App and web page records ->
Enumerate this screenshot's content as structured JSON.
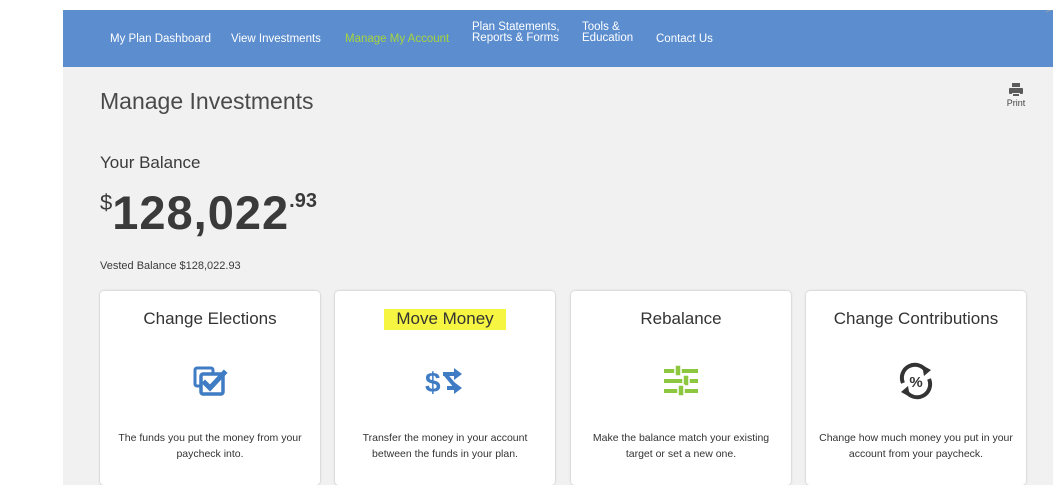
{
  "nav": {
    "items": [
      {
        "label": "My Plan Dashboard"
      },
      {
        "label": "View Investments"
      },
      {
        "label": "Manage My Account"
      },
      {
        "label": "Plan Statements,\nReports & Forms"
      },
      {
        "label": "Tools &\nEducation"
      },
      {
        "label": "Contact Us"
      }
    ],
    "active_color": "#a6d53c",
    "bar_color": "#5b8dcf"
  },
  "page": {
    "title": "Manage Investments",
    "print_label": "Print",
    "print_icon": "printer-icon"
  },
  "balance": {
    "label": "Your Balance",
    "currency": "$",
    "whole": "128,022",
    "cents": ".93",
    "vested": "Vested Balance $128,022.93"
  },
  "cards": [
    {
      "title": "Change Elections",
      "icon": "change-elections-icon",
      "desc": "The funds you put the money from your paycheck into."
    },
    {
      "title": "Move Money",
      "icon": "move-money-icon",
      "desc": "Transfer the money in your account between the funds in your plan.",
      "highlighted": true
    },
    {
      "title": "Rebalance",
      "icon": "rebalance-sliders-icon",
      "desc": "Make the balance match your existing target or set a new one."
    },
    {
      "title": "Change Contributions",
      "icon": "percent-cycle-icon",
      "desc": "Change how much money you put in your account from your paycheck."
    }
  ],
  "colors": {
    "icon_blue": "#3f7cc4",
    "icon_green": "#8dc63f",
    "icon_dark": "#333333",
    "highlight": "#f5f542"
  }
}
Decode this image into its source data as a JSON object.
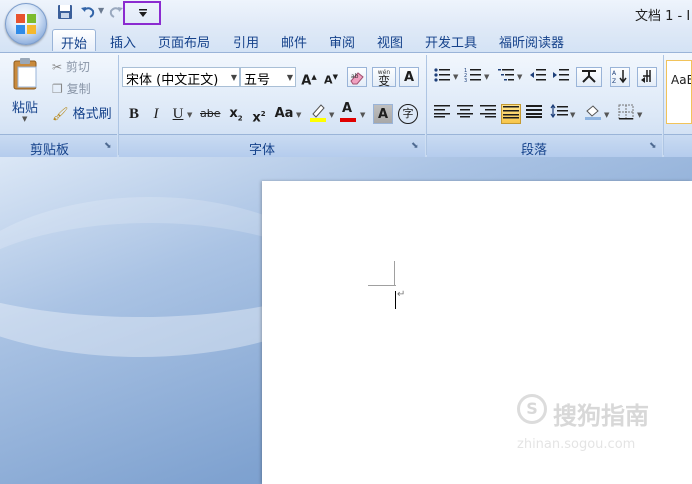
{
  "window": {
    "title": "文档 1 - I"
  },
  "tabs": [
    "开始",
    "插入",
    "页面布局",
    "引用",
    "邮件",
    "审阅",
    "视图",
    "开发工具",
    "福昕阅读器"
  ],
  "clipboard": {
    "paste": "粘贴",
    "cut": "剪切",
    "copy": "复制",
    "format_painter": "格式刷",
    "group_label": "剪贴板"
  },
  "font": {
    "name": "宋体 (中文正文)",
    "size": "五号",
    "grow": "A",
    "shrink": "A",
    "clear_format": "",
    "phonetic": "wén",
    "phonetic_char": "变",
    "border_char": "A",
    "bold": "B",
    "italic": "I",
    "underline": "U",
    "strike": "abe",
    "subscript": "x",
    "superscript": "x",
    "change_case": "Aa",
    "highlight": "",
    "font_color": "A",
    "shading": "A",
    "enclose": "字",
    "group_label": "字体"
  },
  "paragraph": {
    "group_label": "段落"
  },
  "styles": {
    "preview": "AaB"
  },
  "document": {
    "watermark": "搜狗指南",
    "watermark_url": "zhinan.sogou.com"
  },
  "colors": {
    "highlight": "#ffff00",
    "font_color": "#e00000",
    "qat_highlight": "#8b2bd0"
  }
}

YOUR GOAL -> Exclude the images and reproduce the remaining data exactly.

TASK OUTPUT ->
Enumerate this screenshot's content as structured JSON.
{
  "nav": {
    "items": [
      {
        "label": "My Plan Dashboard"
      },
      {
        "label": "View Investments"
      },
      {
        "label": "Manage My Account"
      },
      {
        "label": "Plan Statements,\nReports & Forms"
      },
      {
        "label": "Tools &\nEducation"
      },
      {
        "label": "Contact Us"
      }
    ],
    "active_color": "#a6d53c",
    "bar_color": "#5b8dcf"
  },
  "page": {
    "title": "Manage Investments",
    "print_label": "Print",
    "print_icon": "printer-icon"
  },
  "balance": {
    "label": "Your Balance",
    "currency": "$",
    "whole": "128,022",
    "cents": ".93",
    "vested": "Vested Balance $128,022.93"
  },
  "cards": [
    {
      "title": "Change Elections",
      "icon": "change-elections-icon",
      "desc": "The funds you put the money from your paycheck into."
    },
    {
      "title": "Move Money",
      "icon": "move-money-icon",
      "desc": "Transfer the money in your account between the funds in your plan.",
      "highlighted": true
    },
    {
      "title": "Rebalance",
      "icon": "rebalance-sliders-icon",
      "desc": "Make the balance match your existing target or set a new one."
    },
    {
      "title": "Change Contributions",
      "icon": "percent-cycle-icon",
      "desc": "Change how much money you put in your account from your paycheck."
    }
  ],
  "colors": {
    "icon_blue": "#3f7cc4",
    "icon_green": "#8dc63f",
    "icon_dark": "#333333",
    "highlight": "#f5f542"
  }
}
Decode this image into its source data as a JSON object.
{
  "window": {
    "title": "文档 1 - I"
  },
  "tabs": [
    "开始",
    "插入",
    "页面布局",
    "引用",
    "邮件",
    "审阅",
    "视图",
    "开发工具",
    "福昕阅读器"
  ],
  "clipboard": {
    "paste": "粘贴",
    "cut": "剪切",
    "copy": "复制",
    "format_painter": "格式刷",
    "group_label": "剪贴板"
  },
  "font": {
    "name": "宋体 (中文正文)",
    "size": "五号",
    "grow": "A",
    "shrink": "A",
    "clear_format": "",
    "phonetic": "wén",
    "phonetic_char": "变",
    "border_char": "A",
    "bold": "B",
    "italic": "I",
    "underline": "U",
    "strike": "abe",
    "subscript": "x",
    "superscript": "x",
    "change_case": "Aa",
    "highlight": "",
    "font_color": "A",
    "shading": "A",
    "enclose": "字",
    "group_label": "字体"
  },
  "paragraph": {
    "group_label": "段落"
  },
  "styles": {
    "preview": "AaB"
  },
  "document": {
    "watermark": "搜狗指南",
    "watermark_url": "zhinan.sogou.com"
  },
  "colors": {
    "highlight": "#ffff00",
    "font_color": "#e00000",
    "qat_highlight": "#8b2bd0"
  }
}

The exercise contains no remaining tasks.